Work task – Each of the entries should be output exactly, with nothing left out.

Component data from apps and pages –
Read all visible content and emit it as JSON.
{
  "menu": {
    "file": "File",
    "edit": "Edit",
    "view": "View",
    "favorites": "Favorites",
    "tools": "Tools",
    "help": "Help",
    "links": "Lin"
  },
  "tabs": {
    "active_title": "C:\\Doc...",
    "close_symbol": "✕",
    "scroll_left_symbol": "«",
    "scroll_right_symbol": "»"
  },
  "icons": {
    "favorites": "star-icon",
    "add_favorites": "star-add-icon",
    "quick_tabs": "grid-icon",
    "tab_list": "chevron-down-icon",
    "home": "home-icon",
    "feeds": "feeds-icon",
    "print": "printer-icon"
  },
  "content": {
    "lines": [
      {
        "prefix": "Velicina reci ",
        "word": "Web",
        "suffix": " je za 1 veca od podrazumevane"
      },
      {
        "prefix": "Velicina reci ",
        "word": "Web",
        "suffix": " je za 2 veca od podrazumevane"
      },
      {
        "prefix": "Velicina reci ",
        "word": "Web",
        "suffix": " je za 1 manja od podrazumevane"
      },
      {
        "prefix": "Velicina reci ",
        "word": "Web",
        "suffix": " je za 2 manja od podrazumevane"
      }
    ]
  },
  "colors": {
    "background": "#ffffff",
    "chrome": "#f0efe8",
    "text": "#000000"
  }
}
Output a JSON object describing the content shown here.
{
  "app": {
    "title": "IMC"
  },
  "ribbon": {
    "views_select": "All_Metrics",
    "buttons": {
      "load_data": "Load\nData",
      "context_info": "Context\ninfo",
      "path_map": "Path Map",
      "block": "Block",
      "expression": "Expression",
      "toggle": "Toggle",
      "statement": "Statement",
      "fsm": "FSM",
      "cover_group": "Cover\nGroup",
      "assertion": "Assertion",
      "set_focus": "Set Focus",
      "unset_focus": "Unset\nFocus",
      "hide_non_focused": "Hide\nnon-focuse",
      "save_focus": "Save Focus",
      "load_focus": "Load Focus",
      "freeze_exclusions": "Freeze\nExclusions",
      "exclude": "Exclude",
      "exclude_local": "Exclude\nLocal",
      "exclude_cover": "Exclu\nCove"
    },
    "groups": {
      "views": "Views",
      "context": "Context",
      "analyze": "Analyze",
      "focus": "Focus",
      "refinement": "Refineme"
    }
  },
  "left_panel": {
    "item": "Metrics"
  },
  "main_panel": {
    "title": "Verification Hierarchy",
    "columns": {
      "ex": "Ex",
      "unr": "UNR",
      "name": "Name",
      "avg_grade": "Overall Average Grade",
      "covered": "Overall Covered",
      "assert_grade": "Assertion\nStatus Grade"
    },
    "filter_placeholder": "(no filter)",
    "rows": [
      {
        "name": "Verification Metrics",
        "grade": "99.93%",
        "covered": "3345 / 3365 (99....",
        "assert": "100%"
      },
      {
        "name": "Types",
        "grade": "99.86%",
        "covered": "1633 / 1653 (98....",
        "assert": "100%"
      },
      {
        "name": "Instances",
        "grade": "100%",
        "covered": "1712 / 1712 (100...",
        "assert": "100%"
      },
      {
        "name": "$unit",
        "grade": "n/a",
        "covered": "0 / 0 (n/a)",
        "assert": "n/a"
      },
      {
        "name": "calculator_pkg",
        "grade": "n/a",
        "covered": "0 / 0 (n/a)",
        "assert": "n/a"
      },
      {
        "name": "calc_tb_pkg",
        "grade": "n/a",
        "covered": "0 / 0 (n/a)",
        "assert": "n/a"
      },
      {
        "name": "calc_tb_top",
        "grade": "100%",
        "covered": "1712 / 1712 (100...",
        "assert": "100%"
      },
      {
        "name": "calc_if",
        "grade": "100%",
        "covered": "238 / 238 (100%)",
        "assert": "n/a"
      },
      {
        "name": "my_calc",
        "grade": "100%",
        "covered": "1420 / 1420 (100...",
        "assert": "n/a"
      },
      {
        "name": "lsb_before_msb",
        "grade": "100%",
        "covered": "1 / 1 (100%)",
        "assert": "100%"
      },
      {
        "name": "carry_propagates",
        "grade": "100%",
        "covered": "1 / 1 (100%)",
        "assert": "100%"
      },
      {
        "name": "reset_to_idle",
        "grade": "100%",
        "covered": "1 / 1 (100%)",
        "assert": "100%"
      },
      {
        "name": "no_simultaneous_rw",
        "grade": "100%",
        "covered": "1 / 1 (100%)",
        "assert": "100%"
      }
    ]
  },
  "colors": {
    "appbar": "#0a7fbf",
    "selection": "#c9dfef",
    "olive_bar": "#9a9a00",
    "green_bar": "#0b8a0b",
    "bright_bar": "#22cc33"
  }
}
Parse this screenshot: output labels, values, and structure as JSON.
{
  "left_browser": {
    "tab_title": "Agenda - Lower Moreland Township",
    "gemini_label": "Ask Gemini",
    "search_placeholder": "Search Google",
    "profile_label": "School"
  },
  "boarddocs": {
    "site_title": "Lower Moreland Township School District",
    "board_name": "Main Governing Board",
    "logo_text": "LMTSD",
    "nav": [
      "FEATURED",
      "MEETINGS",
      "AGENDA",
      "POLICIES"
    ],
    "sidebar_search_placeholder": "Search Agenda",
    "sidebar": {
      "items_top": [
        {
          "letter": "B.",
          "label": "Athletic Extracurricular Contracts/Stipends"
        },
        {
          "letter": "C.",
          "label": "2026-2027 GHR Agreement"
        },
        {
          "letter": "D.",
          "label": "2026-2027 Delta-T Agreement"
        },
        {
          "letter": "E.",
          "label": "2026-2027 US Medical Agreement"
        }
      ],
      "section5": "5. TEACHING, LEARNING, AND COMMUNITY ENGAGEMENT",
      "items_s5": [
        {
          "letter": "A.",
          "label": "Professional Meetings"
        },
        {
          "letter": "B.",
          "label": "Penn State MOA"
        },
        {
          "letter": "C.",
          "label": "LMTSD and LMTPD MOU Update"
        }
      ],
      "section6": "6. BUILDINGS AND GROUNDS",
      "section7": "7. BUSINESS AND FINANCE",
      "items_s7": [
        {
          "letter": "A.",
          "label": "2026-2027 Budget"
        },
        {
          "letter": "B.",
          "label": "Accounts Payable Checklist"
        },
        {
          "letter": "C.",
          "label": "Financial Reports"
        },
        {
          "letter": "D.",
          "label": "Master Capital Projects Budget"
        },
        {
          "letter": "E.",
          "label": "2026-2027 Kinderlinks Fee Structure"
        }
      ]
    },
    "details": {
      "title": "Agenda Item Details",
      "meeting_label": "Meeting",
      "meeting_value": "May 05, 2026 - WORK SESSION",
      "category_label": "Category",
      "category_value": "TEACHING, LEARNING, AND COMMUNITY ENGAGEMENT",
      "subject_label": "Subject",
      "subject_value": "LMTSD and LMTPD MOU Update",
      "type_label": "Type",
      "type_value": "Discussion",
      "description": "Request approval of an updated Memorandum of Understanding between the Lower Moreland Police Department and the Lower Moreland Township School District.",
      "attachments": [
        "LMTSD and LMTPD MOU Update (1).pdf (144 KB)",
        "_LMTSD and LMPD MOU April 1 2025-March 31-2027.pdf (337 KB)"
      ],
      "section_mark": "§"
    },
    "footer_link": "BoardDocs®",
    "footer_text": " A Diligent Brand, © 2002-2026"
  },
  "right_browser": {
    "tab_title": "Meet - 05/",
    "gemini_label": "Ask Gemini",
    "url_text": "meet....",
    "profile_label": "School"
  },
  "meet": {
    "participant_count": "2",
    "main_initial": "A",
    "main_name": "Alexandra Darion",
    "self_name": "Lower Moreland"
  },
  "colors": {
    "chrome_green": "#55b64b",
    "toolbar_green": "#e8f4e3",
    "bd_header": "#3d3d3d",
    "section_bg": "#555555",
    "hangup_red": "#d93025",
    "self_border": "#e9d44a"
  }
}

Output for this exercise –
Read all visible content and emit it as JSON.
{
  "menu": {
    "file": "File",
    "edit": "Edit",
    "view": "View",
    "favorites": "Favorites",
    "tools": "Tools",
    "help": "Help",
    "links": "Lin"
  },
  "tabs": {
    "active_title": "C:\\Doc...",
    "close_symbol": "✕",
    "scroll_left_symbol": "«",
    "scroll_right_symbol": "»"
  },
  "icons": {
    "favorites": "star-icon",
    "add_favorites": "star-add-icon",
    "quick_tabs": "grid-icon",
    "tab_list": "chevron-down-icon",
    "home": "home-icon",
    "feeds": "feeds-icon",
    "print": "printer-icon"
  },
  "content": {
    "lines": [
      {
        "prefix": "Velicina reci ",
        "word": "Web",
        "suffix": " je za 1 veca od podrazumevane"
      },
      {
        "prefix": "Velicina reci ",
        "word": "Web",
        "suffix": " je za 2 veca od podrazumevane"
      },
      {
        "prefix": "Velicina reci ",
        "word": "Web",
        "suffix": " je za 1 manja od podrazumevane"
      },
      {
        "prefix": "Velicina reci ",
        "word": "Web",
        "suffix": " je za 2 manja od podrazumevane"
      }
    ]
  },
  "colors": {
    "background": "#ffffff",
    "chrome": "#f0efe8",
    "text": "#000000"
  }
}
Output a JSON object describing the content shown here.
{
  "app": {
    "title": "IMC"
  },
  "ribbon": {
    "views_select": "All_Metrics",
    "buttons": {
      "load_data": "Load\nData",
      "context_info": "Context\ninfo",
      "path_map": "Path Map",
      "block": "Block",
      "expression": "Expression",
      "toggle": "Toggle",
      "statement": "Statement",
      "fsm": "FSM",
      "cover_group": "Cover\nGroup",
      "assertion": "Assertion",
      "set_focus": "Set Focus",
      "unset_focus": "Unset\nFocus",
      "hide_non_focused": "Hide\nnon-focuse",
      "save_focus": "Save Focus",
      "load_focus": "Load Focus",
      "freeze_exclusions": "Freeze\nExclusions",
      "exclude": "Exclude",
      "exclude_local": "Exclude\nLocal",
      "exclude_cover": "Exclu\nCove"
    },
    "groups": {
      "views": "Views",
      "context": "Context",
      "analyze": "Analyze",
      "focus": "Focus",
      "refinement": "Refineme"
    }
  },
  "left_panel": {
    "item": "Metrics"
  },
  "main_panel": {
    "title": "Verification Hierarchy",
    "columns": {
      "ex": "Ex",
      "unr": "UNR",
      "name": "Name",
      "avg_grade": "Overall Average Grade",
      "covered": "Overall Covered",
      "assert_grade": "Assertion\nStatus Grade"
    },
    "filter_placeholder": "(no filter)",
    "rows": [
      {
        "name": "Verification Metrics",
        "grade": "99.93%",
        "covered": "3345 / 3365 (99....",
        "assert": "100%"
      },
      {
        "name": "Types",
        "grade": "99.86%",
        "covered": "1633 / 1653 (98....",
        "assert": "100%"
      },
      {
        "name": "Instances",
        "grade": "100%",
        "covered": "1712 / 1712 (100...",
        "assert": "100%"
      },
      {
        "name": "$unit",
        "grade": "n/a",
        "covered": "0 / 0 (n/a)",
        "assert": "n/a"
      },
      {
        "name": "calculator_pkg",
        "grade": "n/a",
        "covered": "0 / 0 (n/a)",
        "assert": "n/a"
      },
      {
        "name": "calc_tb_pkg",
        "grade": "n/a",
        "covered": "0 / 0 (n/a)",
        "assert": "n/a"
      },
      {
        "name": "calc_tb_top",
        "grade": "100%",
        "covered": "1712 / 1712 (100...",
        "assert": "100%"
      },
      {
        "name": "calc_if",
        "grade": "100%",
        "covered": "238 / 238 (100%)",
        "assert": "n/a"
      },
      {
        "name": "my_calc",
        "grade": "100%",
        "covered": "1420 / 1420 (100...",
        "assert": "n/a"
      },
      {
        "name": "lsb_before_msb",
        "grade": "100%",
        "covered": "1 / 1 (100%)",
        "assert": "100%"
      },
      {
        "name": "carry_propagates",
        "grade": "100%",
        "covered": "1 / 1 (100%)",
        "assert": "100%"
      },
      {
        "name": "reset_to_idle",
        "grade": "100%",
        "covered": "1 / 1 (100%)",
        "assert": "100%"
      },
      {
        "name": "no_simultaneous_rw",
        "grade": "100%",
        "covered": "1 / 1 (100%)",
        "assert": "100%"
      }
    ]
  },
  "colors": {
    "appbar": "#0a7fbf",
    "selection": "#c9dfef",
    "olive_bar": "#9a9a00",
    "green_bar": "#0b8a0b",
    "bright_bar": "#22cc33"
  }
}
Parse this screenshot: output labels, values, and structure as JSON.
{
  "left_browser": {
    "tab_title": "Agenda - Lower Moreland Township",
    "gemini_label": "Ask Gemini",
    "search_placeholder": "Search Google",
    "profile_label": "School"
  },
  "boarddocs": {
    "site_title": "Lower Moreland Township School District",
    "board_name": "Main Governing Board",
    "logo_text": "LMTSD",
    "nav": [
      "FEATURED",
      "MEETINGS",
      "AGENDA",
      "POLICIES"
    ],
    "sidebar_search_placeholder": "Search Agenda",
    "sidebar": {
      "items_top": [
        {
          "letter": "B.",
          "label": "Athletic Extracurricular Contracts/Stipends"
        },
        {
          "letter": "C.",
          "label": "2026-2027 GHR Agreement"
        },
        {
          "letter": "D.",
          "label": "2026-2027 Delta-T Agreement"
        },
        {
          "letter": "E.",
          "label": "2026-2027 US Medical Agreement"
        }
      ],
      "section5": "5. TEACHING, LEARNING, AND COMMUNITY ENGAGEMENT",
      "items_s5": [
        {
          "letter": "A.",
          "label": "Professional Meetings"
        },
        {
          "letter": "B.",
          "label": "Penn State MOA"
        },
        {
          "letter": "C.",
          "label": "LMTSD and LMTPD MOU Update"
        }
      ],
      "section6": "6. BUILDINGS AND GROUNDS",
      "section7": "7. BUSINESS AND FINANCE",
      "items_s7": [
        {
          "letter": "A.",
          "label": "2026-2027 Budget"
        },
        {
          "letter": "B.",
          "label": "Accounts Payable Checklist"
        },
        {
          "letter": "C.",
          "label": "Financial Reports"
        },
        {
          "letter": "D.",
          "label": "Master Capital Projects Budget"
        },
        {
          "letter": "E.",
          "label": "2026-2027 Kinderlinks Fee Structure"
        }
      ]
    },
    "details": {
      "title": "Agenda Item Details",
      "meeting_label": "Meeting",
      "meeting_value": "May 05, 2026 - WORK SESSION",
      "category_label": "Category",
      "category_value": "TEACHING, LEARNING, AND COMMUNITY ENGAGEMENT",
      "subject_label": "Subject",
      "subject_value": "LMTSD and LMTPD MOU Update",
      "type_label": "Type",
      "type_value": "Discussion",
      "description": "Request approval of an updated Memorandum of Understanding between the Lower Moreland Police Department and the Lower Moreland Township School District.",
      "attachments": [
        "LMTSD and LMTPD MOU Update (1).pdf (144 KB)",
        "_LMTSD and LMPD MOU April 1 2025-March 31-2027.pdf (337 KB)"
      ],
      "section_mark": "§"
    },
    "footer_link": "BoardDocs®",
    "footer_text": " A Diligent Brand, © 2002-2026"
  },
  "right_browser": {
    "tab_title": "Meet - 05/",
    "gemini_label": "Ask Gemini",
    "url_text": "meet....",
    "profile_label": "School"
  },
  "meet": {
    "participant_count": "2",
    "main_initial": "A",
    "main_name": "Alexandra Darion",
    "self_name": "Lower Moreland"
  },
  "colors": {
    "chrome_green": "#55b64b",
    "toolbar_green": "#e8f4e3",
    "bd_header": "#3d3d3d",
    "section_bg": "#555555",
    "hangup_red": "#d93025",
    "self_border": "#e9d44a"
  }
}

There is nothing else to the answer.